Domestic adoption rates have increased over the last few decades. According to the National Council for Adoption, there are now over 20,000 domestic adoptions per year. While the annual number of domestic adoptions has been increasing, the annual number of international adoptions has been decreasing.
Adoption is a journey for all involved in the process with the hope of the best possible life for all. Many couples are unable to have children on their own but would love to be parents, and others already have children but want to expand their families further. Adoption is a choice that opens up opportunities for all involved, including the birthparents, the adoptive parents, and the children themselves.

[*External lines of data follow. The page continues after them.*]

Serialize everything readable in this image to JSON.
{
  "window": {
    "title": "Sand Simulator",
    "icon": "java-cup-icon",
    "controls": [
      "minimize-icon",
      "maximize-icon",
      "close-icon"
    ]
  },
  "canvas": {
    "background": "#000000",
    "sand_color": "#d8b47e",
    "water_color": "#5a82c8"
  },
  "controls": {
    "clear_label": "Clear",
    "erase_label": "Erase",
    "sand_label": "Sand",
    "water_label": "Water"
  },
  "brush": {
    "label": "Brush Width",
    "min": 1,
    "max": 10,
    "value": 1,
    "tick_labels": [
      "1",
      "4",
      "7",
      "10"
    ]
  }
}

Giving up a child is a hard decision for young birthparents to make, but it can lead to a better life for both them and the child. In domestic adoptions, birthparents can choose the extent of contact with the child and the adoptive parents with open, semi-open, and closed adoptions. In some domestic newborn adoptions, the birthparents can choose the adoptive parents. And also for some domestic adoptions, the birthparents and the adoptive parents meet before the adoption, which lets birthparents know what type of household the child will go to. It is also becoming increasingly popular for the adoptive parents and the birthparents to build relationships with each other. In the United States, many adoptive parents help the birthparents prior to the adoption in different ways, such as helping pay for living expenses and utilities or doctors visits.

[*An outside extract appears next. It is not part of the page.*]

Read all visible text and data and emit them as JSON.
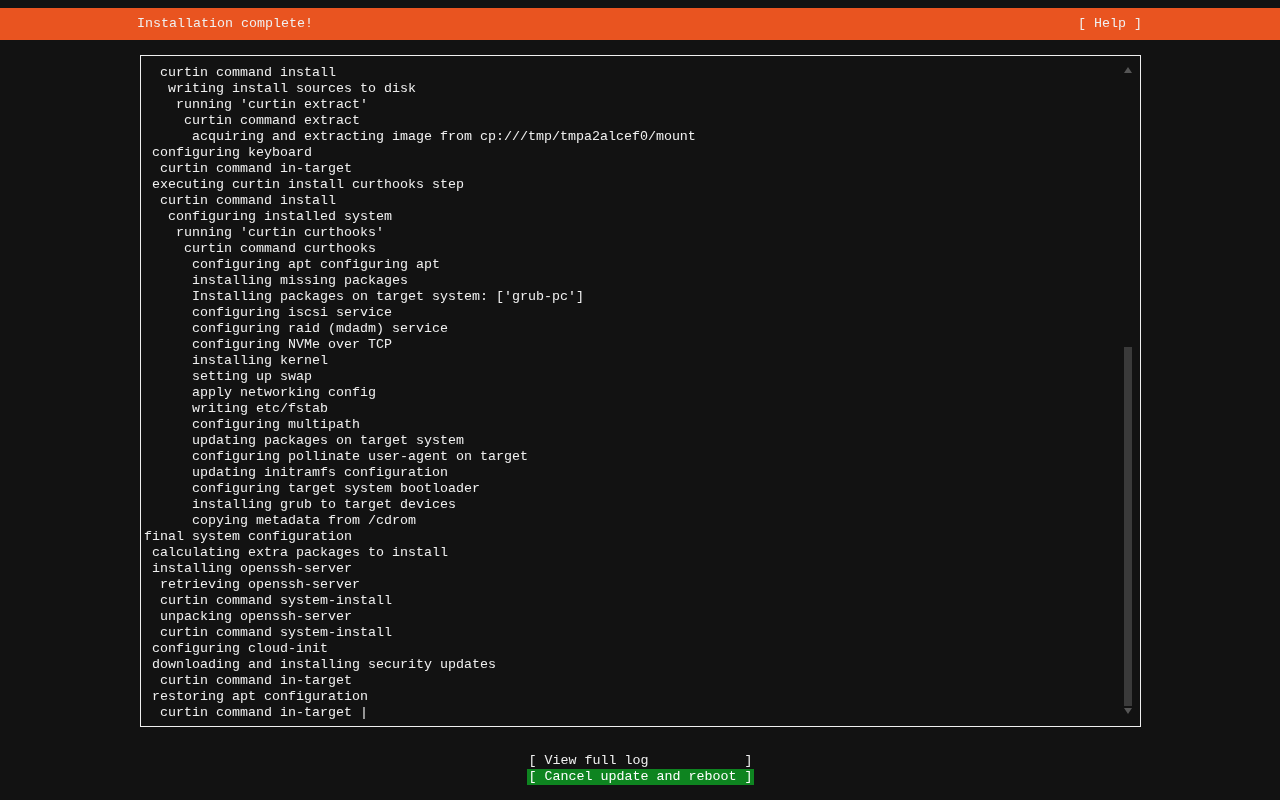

Hopeful domestic adoption parents must go through a “home study” to see if they would be capable and committed parents. Domestic adoption does have the negative stereotype that it takes years for prospective adopters to be matched with children from the time that they first apply; however, according to a 2012-2013 Adoptive Families survey, about half of respondents were matched with a birthmother in less than six months.
Adoption is also good for the child as the adoptive parents have the time and commitment for guidance that children need in their daily lives. Depending on the state they reside in, the birthparents are able look for either couples or single parents and those already with some children or those with no children. Thus, they can have a say in what type of family environment the child will grow up in.

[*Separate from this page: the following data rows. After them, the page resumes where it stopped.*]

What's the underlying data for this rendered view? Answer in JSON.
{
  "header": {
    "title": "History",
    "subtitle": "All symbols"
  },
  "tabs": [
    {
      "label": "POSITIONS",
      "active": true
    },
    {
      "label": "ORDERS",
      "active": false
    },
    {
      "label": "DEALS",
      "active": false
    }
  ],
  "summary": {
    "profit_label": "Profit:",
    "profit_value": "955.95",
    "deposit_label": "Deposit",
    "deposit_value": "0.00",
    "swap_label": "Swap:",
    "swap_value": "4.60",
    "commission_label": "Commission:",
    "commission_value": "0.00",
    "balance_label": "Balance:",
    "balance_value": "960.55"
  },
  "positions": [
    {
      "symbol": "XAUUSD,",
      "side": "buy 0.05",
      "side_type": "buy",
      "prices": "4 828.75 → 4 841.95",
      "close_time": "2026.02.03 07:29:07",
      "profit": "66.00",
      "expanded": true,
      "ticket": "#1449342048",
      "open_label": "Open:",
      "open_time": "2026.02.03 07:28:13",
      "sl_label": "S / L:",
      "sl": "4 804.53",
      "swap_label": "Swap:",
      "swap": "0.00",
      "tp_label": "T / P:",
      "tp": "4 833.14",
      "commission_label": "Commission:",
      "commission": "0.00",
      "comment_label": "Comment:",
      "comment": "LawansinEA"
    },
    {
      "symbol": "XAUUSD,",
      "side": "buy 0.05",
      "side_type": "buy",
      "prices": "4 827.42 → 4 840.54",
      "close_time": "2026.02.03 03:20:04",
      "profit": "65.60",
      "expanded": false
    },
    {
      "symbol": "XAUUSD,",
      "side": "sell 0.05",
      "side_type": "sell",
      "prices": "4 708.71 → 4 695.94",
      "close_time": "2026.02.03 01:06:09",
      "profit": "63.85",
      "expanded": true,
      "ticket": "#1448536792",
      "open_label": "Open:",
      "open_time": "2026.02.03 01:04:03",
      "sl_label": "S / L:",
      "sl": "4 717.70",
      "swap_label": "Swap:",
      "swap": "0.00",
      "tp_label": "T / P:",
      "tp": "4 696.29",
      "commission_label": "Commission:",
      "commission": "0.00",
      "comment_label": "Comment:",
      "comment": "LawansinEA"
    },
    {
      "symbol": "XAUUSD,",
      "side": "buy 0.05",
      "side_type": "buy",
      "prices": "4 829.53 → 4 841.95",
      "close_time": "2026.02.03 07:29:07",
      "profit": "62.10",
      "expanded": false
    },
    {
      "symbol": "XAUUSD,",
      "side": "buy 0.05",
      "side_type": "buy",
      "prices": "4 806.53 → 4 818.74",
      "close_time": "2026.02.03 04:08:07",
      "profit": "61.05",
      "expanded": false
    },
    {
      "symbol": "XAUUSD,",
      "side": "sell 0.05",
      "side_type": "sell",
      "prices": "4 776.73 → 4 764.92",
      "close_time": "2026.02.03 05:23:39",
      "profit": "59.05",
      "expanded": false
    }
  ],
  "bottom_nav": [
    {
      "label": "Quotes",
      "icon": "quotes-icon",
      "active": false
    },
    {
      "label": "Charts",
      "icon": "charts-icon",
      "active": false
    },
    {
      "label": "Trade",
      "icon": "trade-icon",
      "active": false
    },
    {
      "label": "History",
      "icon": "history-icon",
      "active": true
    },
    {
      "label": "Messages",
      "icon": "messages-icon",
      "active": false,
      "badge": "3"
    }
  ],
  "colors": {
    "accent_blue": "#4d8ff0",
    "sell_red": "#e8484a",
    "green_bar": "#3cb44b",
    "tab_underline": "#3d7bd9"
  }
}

There are several differences between domestic adoption and international adoption. A big difference is that while medical records for international adoptions are limited, those for domestic adoptions are more thorough, so prospective adoptive parents can choose what they feel they are prepared to care for.
A major concern of those considering domestic adoption is potential legal troubles and “co-parenting.” But once the adoption goes through the courts and the birthparents decide on what type of adoption they want—open, semi-open, or closed—the child is then recognized by law as part of the family of the adoptive parents. And after the adoption is finalized, contact is limited to what has already been agreed upon.
Adoption is an important life decision and journey for all involved and should be thoroughly researched—including the differences of international adoption and domestic adoption and the differences of open, semi-open, and closed adoptions—so both the birthparents and the prospective adoptive parents are well informed of the details.
By Meagan Devlin